(THE INPUT begins)

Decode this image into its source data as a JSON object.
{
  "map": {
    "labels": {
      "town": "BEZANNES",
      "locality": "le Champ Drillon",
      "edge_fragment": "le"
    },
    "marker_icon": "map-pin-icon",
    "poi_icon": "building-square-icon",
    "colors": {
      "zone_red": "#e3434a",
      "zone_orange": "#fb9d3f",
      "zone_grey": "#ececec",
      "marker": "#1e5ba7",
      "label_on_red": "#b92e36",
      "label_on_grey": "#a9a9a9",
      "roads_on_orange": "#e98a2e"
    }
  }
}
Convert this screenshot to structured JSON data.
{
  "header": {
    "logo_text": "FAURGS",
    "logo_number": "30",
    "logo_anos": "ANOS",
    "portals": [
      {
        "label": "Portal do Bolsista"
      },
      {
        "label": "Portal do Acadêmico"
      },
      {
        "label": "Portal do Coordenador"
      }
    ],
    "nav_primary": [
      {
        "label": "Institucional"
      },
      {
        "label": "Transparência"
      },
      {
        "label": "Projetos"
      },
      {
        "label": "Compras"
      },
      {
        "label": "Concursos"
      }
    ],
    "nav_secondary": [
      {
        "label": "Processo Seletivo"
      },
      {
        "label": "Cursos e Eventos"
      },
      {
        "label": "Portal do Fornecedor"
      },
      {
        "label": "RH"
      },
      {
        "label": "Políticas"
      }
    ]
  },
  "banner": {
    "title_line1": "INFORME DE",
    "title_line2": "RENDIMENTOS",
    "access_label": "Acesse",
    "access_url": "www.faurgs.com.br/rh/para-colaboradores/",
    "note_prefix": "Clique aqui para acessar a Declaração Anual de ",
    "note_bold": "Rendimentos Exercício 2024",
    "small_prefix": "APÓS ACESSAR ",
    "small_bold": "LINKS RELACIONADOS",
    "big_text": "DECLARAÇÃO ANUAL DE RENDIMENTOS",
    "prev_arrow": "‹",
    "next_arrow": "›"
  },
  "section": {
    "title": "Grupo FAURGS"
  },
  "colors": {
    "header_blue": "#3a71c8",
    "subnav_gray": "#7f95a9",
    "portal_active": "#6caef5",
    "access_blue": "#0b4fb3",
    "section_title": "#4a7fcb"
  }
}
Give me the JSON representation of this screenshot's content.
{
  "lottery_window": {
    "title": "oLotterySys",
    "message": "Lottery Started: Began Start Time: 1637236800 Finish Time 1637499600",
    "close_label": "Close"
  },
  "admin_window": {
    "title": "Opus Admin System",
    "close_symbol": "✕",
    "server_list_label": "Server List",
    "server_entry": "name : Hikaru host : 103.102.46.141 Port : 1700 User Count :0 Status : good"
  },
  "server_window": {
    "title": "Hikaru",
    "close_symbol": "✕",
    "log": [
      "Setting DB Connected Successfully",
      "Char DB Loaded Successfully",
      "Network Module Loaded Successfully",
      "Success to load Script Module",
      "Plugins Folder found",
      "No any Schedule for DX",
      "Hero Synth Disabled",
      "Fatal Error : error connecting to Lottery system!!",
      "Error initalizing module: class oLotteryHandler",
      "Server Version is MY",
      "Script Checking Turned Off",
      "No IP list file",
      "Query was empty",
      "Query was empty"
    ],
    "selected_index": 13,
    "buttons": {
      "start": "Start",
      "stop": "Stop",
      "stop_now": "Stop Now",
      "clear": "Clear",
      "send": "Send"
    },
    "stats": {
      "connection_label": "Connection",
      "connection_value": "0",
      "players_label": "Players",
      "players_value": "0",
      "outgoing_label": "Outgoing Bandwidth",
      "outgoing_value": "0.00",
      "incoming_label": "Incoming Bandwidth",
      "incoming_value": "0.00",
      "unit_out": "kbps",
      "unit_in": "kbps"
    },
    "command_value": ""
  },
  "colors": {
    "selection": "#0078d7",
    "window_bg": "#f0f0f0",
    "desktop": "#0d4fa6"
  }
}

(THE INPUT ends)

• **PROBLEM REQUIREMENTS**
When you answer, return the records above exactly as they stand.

• **THE ANSWER**
Decode this image into its source data as a JSON object.
{
  "map": {
    "labels": {
      "town": "BEZANNES",
      "locality": "le Champ Drillon",
      "edge_fragment": "le"
    },
    "marker_icon": "map-pin-icon",
    "poi_icon": "building-square-icon",
    "colors": {
      "zone_red": "#e3434a",
      "zone_orange": "#fb9d3f",
      "zone_grey": "#ececec",
      "marker": "#1e5ba7",
      "label_on_red": "#b92e36",
      "label_on_grey": "#a9a9a9",
      "roads_on_orange": "#e98a2e"
    }
  }
}
Convert this screenshot to structured JSON data.
{
  "header": {
    "logo_text": "FAURGS",
    "logo_number": "30",
    "logo_anos": "ANOS",
    "portals": [
      {
        "label": "Portal do Bolsista"
      },
      {
        "label": "Portal do Acadêmico"
      },
      {
        "label": "Portal do Coordenador"
      }
    ],
    "nav_primary": [
      {
        "label": "Institucional"
      },
      {
        "label": "Transparência"
      },
      {
        "label": "Projetos"
      },
      {
        "label": "Compras"
      },
      {
        "label": "Concursos"
      }
    ],
    "nav_secondary": [
      {
        "label": "Processo Seletivo"
      },
      {
        "label": "Cursos e Eventos"
      },
      {
        "label": "Portal do Fornecedor"
      },
      {
        "label": "RH"
      },
      {
        "label": "Políticas"
      }
    ]
  },
  "banner": {
    "title_line1": "INFORME DE",
    "title_line2": "RENDIMENTOS",
    "access_label": "Acesse",
    "access_url": "www.faurgs.com.br/rh/para-colaboradores/",
    "note_prefix": "Clique aqui para acessar a Declaração Anual de ",
    "note_bold": "Rendimentos Exercício 2024",
    "small_prefix": "APÓS ACESSAR ",
    "small_bold": "LINKS RELACIONADOS",
    "big_text": "DECLARAÇÃO ANUAL DE RENDIMENTOS",
    "prev_arrow": "‹",
    "next_arrow": "›"
  },
  "section": {
    "title": "Grupo FAURGS"
  },
  "colors": {
    "header_blue": "#3a71c8",
    "subnav_gray": "#7f95a9",
    "portal_active": "#6caef5",
    "access_blue": "#0b4fb3",
    "section_title": "#4a7fcb"
  }
}
Give me the JSON representation of this screenshot's content.
{
  "lottery_window": {
    "title": "oLotterySys",
    "message": "Lottery Started: Began Start Time: 1637236800 Finish Time 1637499600",
    "close_label": "Close"
  },
  "admin_window": {
    "title": "Opus Admin System",
    "close_symbol": "✕",
    "server_list_label": "Server List",
    "server_entry": "name : Hikaru host : 103.102.46.141 Port : 1700 User Count :0 Status : good"
  },
  "server_window": {
    "title": "Hikaru",
    "close_symbol": "✕",
    "log": [
      "Setting DB Connected Successfully",
      "Char DB Loaded Successfully",
      "Network Module Loaded Successfully",
      "Success to load Script Module",
      "Plugins Folder found",
      "No any Schedule for DX",
      "Hero Synth Disabled",
      "Fatal Error : error connecting to Lottery system!!",
      "Error initalizing module: class oLotteryHandler",
      "Server Version is MY",
      "Script Checking Turned Off",
      "No IP list file",
      "Query was empty",
      "Query was empty"
    ],
    "selected_index": 13,
    "buttons": {
      "start": "Start",
      "stop": "Stop",
      "stop_now": "Stop Now",
      "clear": "Clear",
      "send": "Send"
    },
    "stats": {
      "connection_label": "Connection",
      "connection_value": "0",
      "players_label": "Players",
      "players_value": "0",
      "outgoing_label": "Outgoing Bandwidth",
      "outgoing_value": "0.00",
      "incoming_label": "Incoming Bandwidth",
      "incoming_value": "0.00",
      "unit_out": "kbps",
      "unit_in": "kbps"
    },
    "command_value": ""
  },
  "colors": {
    "selection": "#0078d7",
    "window_bg": "#f0f0f0",
    "desktop": "#0d4fa6"
  }
}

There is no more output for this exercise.